Lunch in Georgetown, Seattle, Washington, USA
Created | Updated Jan 28, 2002
Georgetown is a south Seattle neighbourhood, bordered by Marginal Way to the east and south, Boeing Field to the south-east, and the train tracks to the north-east. It boasts the largest concentration of Teriyaki shops on Earth. (Teriyaki is a magic sauce that will turn any sort of meat into Japanese food.) While your lunchtime options when working, living, or merely passing through here will therefore lean towards the Nipponesque there also exists a varied and vibrant lunch subculture in Georgetown, in which all manner of diverse tastes may be satisfied. Most of the places listed here are rather popular and so a short wait is to be expected. This is, however, a small price to pay for gastronomic excellence.
There are several dozen teriyaki places in Georgetown, each claiming to be 'Seattle's best'. One suspects that this unanimous claim of superiority indicates they are all pretty much of a muchness. For reasons of proximity this Researcher prefers Wok's Deli, located on 6th Avenue, just off Michigan Street. For other Asian food, you could try CP Thai for very good Thai food for $5-7 an entrée (at time of writing). It is located on Michigan, near Corson Ave.
Ah, sandwiches, the classic city-dwelling American's midday meal. As Georgetown at noon is populated in the main by hungry locals, as well as a good number of tourists and visitors eager to sample the great American lunchtime dining experience, it is reasonable to expect that there will be a vast array of sandwich-serving establishments. Let's look into the major ones.
Located on Fourth and Findlay, Subway could be placed under the Franchises heading, were it not for the superior quality of its sandwiches with respect to your average fast-food joint. Subway is all about very long sandwiches.
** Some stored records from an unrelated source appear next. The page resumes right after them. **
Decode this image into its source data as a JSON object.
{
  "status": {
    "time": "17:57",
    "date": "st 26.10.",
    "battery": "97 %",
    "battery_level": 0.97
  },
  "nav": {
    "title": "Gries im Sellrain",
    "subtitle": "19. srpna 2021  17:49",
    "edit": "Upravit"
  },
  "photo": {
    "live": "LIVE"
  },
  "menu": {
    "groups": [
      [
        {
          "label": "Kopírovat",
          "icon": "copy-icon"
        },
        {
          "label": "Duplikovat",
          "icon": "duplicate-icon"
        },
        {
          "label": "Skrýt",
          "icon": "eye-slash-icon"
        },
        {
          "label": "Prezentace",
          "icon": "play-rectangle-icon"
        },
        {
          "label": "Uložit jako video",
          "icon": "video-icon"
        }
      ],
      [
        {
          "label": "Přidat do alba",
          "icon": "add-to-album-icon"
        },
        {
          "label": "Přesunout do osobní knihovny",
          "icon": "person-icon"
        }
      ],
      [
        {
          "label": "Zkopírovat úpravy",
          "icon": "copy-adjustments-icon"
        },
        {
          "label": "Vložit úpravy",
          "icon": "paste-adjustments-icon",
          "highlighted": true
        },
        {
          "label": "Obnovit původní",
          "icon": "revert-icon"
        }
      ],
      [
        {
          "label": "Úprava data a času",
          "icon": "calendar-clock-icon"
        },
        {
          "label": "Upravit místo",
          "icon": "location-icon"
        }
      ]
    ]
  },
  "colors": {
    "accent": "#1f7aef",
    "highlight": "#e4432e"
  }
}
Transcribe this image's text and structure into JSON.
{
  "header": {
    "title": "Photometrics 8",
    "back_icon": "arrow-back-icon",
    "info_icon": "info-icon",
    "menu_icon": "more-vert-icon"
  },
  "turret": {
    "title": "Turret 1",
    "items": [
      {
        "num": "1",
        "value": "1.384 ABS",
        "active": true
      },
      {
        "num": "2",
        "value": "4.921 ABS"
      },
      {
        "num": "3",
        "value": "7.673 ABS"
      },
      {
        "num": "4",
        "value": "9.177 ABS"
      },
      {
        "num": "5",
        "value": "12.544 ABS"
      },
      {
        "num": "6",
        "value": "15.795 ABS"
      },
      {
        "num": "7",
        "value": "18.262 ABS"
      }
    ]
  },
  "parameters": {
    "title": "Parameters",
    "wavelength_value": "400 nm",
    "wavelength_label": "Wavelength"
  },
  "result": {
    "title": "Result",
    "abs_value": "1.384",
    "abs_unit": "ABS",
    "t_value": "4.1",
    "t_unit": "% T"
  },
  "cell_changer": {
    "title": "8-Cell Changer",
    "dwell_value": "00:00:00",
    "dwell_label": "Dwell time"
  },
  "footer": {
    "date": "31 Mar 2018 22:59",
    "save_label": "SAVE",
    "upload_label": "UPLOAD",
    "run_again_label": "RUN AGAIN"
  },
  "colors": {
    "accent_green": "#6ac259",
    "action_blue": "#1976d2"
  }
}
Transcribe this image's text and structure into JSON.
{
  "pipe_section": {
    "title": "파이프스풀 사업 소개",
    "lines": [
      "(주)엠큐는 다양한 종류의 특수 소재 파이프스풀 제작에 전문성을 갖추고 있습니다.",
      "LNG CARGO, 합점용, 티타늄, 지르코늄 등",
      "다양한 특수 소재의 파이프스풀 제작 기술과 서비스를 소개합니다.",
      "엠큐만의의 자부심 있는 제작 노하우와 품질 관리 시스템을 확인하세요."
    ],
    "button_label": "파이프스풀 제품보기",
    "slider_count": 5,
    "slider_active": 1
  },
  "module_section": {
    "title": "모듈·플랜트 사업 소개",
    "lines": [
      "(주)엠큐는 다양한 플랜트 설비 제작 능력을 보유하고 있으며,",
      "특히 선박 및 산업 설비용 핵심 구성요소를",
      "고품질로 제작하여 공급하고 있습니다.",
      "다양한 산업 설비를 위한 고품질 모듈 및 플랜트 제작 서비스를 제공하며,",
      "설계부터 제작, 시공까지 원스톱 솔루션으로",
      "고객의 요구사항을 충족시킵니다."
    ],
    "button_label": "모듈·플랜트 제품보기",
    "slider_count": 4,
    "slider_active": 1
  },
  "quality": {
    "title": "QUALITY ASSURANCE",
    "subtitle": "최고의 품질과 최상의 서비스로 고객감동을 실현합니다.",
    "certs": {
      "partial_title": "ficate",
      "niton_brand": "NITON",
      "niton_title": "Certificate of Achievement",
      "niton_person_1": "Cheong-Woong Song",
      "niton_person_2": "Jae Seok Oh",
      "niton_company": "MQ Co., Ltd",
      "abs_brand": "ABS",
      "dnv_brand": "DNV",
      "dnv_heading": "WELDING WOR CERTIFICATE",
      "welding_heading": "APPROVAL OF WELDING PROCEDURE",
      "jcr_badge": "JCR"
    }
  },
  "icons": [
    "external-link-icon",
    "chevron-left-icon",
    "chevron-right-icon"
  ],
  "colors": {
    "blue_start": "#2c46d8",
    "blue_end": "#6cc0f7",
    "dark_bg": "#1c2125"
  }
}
If your lunchtime appetite is long, they have a sandwich to match it.
At Elo's they serve mighty fine Philadelphia style cheesesteak sandwiches, with one or more of the following: onions, mushrooms, and green peppers. This vendor of creamy goodness is located on Airport Way. A note of warning: watch out for the lady behind the counter when you order; she may very well bite your head off, leaving you quite unable to enjoy your sandwich.
The Original Deli
Located next to CP Thai, this deli serves good classic sandwiches; the BLT (bacon, lettuce and tomato) and whatnot. Located on Michigan Avenue, between 7th and Corson.
This fine bakery serves excellent sandwiches of a more 'gourmet' style. Therefore they tend to be slightly expensive. But a sandwich called Cashew Chicken Crunch or Italian Grinder served on fresh baked bread is worth an extra buck. Located on 1st Avenue, just north of Michigan Street.
Pecos Southwestern Grill is an excellent choice if you're in the mood for barbecued meat, shredded and mixed with copious amounts of hot barbecue sauce, and slopped between two hamburger buns to create a sandwich so messy that it can only be eaten with a spork. Your criteria of choice are:
Meat - Beef or pork
Piquantness - Mild, medium, or hot
Sloppiness - Messy, cumbersome, unwieldy, and everything-between-here-and-wherever-you-eat-this-sandwich-will-have-to-be-vigorously-scrubbed-and-possibly-dry-cleaned.
Located on First Avenue, near the Sodo (now Starbucks) Center, Pecos is not technically in Georgetown, but worth the short drive.
Delis and Bakeries
There's much more to this place than sandwiches. They also offer pasta dishes such as deep dish lasagne and a daily quiche. The Alki Bakery also, as one would assume from the 'bakery' element in the name, makes excellent bread, pastries, cakes, and desserts of various types.
The redneck truckstop atmosphere of this place is so ominous that it precludes any enjoyment of the food, which, to the best of this Researcher's knowledge, may be entirely edible.
Fancy, Swanky Restaurants
These are quite rare in the proletarian environment of Georgetown. In fact, there's only one:
The Atrium Café
Located in its namesake within the Design Center, The Atrium Café is an exclusive eatery for interior design and related industry professionals. In fact, you can only get in if you are one or are accompanied by one. If you ever have the good fortune to be accompanied by such a person (or manage to sneak past the bouncers), you can enjoy delicious, expensive food, including some sublime fish and chips ($10, again at time of writing).
For the uncreative and unadventurous, there are the franchises that serve the same food you've eaten everywhere else.
McDonald's - It's McDonald's. You already know it.
Jack in the Box - Slightly more sophisticated than McDonald's.
Denny's - Denny's is the classic 3am, not-quite-a-truckstop, night owl hangout spot. It can occasionally be fun to pay slightly too much for food that's slightly less than good at an entirely unreasonable hour.
Burger King - Similar to McDonald's
Arby's - Another of the same ilk.